Any duties, taxes, tariffs or fees for packages shipped internationally are your responsibility. I am not able to estimate what any of these charges to you might be. If you are concerned about duties, please check with your local authorities before you order. It is required by law that the customs form I fill out accurately state the value of the goods you have purchased.
International buyers, please add your phone number as a note to your order, as it is required for US customs declarations.
Returns and exchanges
- Custom or personalized orders
- Perishable products (like food or flowers)
- Digital downloads
- Intimate items (for health/hygiene reasons)
I hope it won’t ever happen, but if the wrong item was shipped to you, please return it within 10 days of receipt (unharmed and in “new” condition) and I shall cover the exchange shipping costs via PayPal.
Additional policies and FAQs
There are many different charts with yarn weights in relation to “wraps per inch”, “yards per pound”, and gauge. Alas, so much has to do with perception (how tight is a wrap?) and technique (how loosely do you knit?), etc. For consistency, this is the chart that I am using to give you yarn grist/size information:
Weight WPI YPP
cobweb 30+ 3500+
lace 24-30 2400-3500
fine fingering 20-24 2200-2400
fingering 16-20 1600-2200
fine sport 14-16 1400-1600
DK 12-14 1100-1400
worsted 9-12 850-1100
bulky 7-9 400-850
super bulky 6 or less 400 or less
I rely on the number of yards (and I always round DOWN to the last increment of 5 when counting, e.g. 237 yds. becomes 235, 364 is listed as 360).
Wool grading and softness:
Wool is graded on a numerical count, which is how finely a wool can physically be spun. It is also important to know the micron number, which is the diameter of the individual fiber. So, “soft” in count means a higher number, “soft” in microns means a lower number.
The “softness” of a wool is based on the diameter of the wool, ranging, more or less, from a “count” in the 80s (less than 17 microns) to a count in the 30s (40 microns). In sensitive people, wool “allergies” are generally caused by their skin being prickled and irritated by the cut ends of individual fibers that are larger than 30 microns. So THIRTY microns is the magic number for the majority of people. The most sensitive people really need 21 or less microns not to be bothered. (This does not include people who have a systemic allergy to wool, which is quite rare condition.)
Most Merino wool is well below 30 microns, BFL is typically 24-28, most cross-breds and Shetlands are also above or just on the cusp of the magic 30 microns, the average for Corriedale is 25-32 which means some is finer and some is coarser. Falkland averages 24-28, while Romney is 30-32, so it is more likely to feel scratchy to sensitive persons. Most American-grown Alpaca (suri and huacaya) is generally in the 25-28 micron range, but can range from the finest of about 20 to the very coarsest of about 35.
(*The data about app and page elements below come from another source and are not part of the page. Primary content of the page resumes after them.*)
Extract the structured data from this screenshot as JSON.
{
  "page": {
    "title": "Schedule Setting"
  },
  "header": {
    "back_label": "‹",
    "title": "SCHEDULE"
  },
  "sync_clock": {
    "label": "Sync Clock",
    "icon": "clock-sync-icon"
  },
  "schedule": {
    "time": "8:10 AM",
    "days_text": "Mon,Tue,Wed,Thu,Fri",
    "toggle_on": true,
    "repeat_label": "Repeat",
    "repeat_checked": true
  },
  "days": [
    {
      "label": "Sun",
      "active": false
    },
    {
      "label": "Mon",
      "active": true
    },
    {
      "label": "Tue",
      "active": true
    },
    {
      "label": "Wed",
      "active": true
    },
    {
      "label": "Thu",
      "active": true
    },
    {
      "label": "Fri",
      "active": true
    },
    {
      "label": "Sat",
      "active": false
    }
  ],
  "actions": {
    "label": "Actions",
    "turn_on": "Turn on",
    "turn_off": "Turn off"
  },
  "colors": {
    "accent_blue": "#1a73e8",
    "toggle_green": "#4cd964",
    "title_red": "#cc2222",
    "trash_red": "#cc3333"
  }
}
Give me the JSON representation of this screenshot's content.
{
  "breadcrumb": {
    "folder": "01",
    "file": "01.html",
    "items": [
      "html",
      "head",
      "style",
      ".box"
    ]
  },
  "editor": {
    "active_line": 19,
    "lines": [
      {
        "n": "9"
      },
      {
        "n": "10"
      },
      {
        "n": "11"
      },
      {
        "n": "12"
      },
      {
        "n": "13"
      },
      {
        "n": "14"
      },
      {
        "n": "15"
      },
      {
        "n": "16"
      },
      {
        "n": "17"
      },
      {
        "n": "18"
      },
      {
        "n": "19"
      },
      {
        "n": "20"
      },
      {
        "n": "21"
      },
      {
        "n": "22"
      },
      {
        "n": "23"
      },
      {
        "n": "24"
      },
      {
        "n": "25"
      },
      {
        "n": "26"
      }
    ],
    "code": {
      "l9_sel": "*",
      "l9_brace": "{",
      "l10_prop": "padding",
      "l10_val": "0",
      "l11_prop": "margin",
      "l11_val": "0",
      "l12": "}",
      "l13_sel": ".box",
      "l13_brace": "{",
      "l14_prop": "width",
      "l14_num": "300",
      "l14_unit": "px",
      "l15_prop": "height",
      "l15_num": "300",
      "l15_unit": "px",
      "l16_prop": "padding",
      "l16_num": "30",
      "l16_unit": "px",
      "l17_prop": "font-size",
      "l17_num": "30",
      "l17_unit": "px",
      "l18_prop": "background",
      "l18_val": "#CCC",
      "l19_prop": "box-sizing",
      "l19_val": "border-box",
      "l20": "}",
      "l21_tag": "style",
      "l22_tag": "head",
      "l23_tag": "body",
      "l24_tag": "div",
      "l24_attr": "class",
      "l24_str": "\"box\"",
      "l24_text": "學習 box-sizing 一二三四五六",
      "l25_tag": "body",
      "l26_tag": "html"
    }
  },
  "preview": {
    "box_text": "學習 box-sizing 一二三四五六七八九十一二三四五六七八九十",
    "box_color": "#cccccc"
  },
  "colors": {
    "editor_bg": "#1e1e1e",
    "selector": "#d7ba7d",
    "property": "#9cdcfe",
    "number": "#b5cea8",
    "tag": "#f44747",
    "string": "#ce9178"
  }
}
Breed, bloodlines, and age can affect the micron number, so hence, there are wide ranges for wool. Short of getting a micrometer, breed specific characteristics are the easiest way to choose.
Making a wool Superwash can be done by applying a very thin molecular resin coating over the scales of the individual hairs of wool to keep them from tangling/felting, or by removal of the spurs on the scales (also a chemical process). There are some versions of this process which are more sustainable than others. Alas, most superwash is not marked as to which way it was processed. The superwash process makes the wool shinier and sometimes stiffer.
Hand dyed yarn and wool may retain some residual color. Environmental standards preclude the use of heavy metals, so some colors, especially aqua and turquoise may run a bit when washed. Magenta is another difficult color. Small amounts of color residue will not affect the intensity of the yarn’s color. You should wash dyed handspun separately from other garments.
Please let me know if you are allergic to lavender.
My handspun wool yarns have been “set” with no weight to minimize bias memory.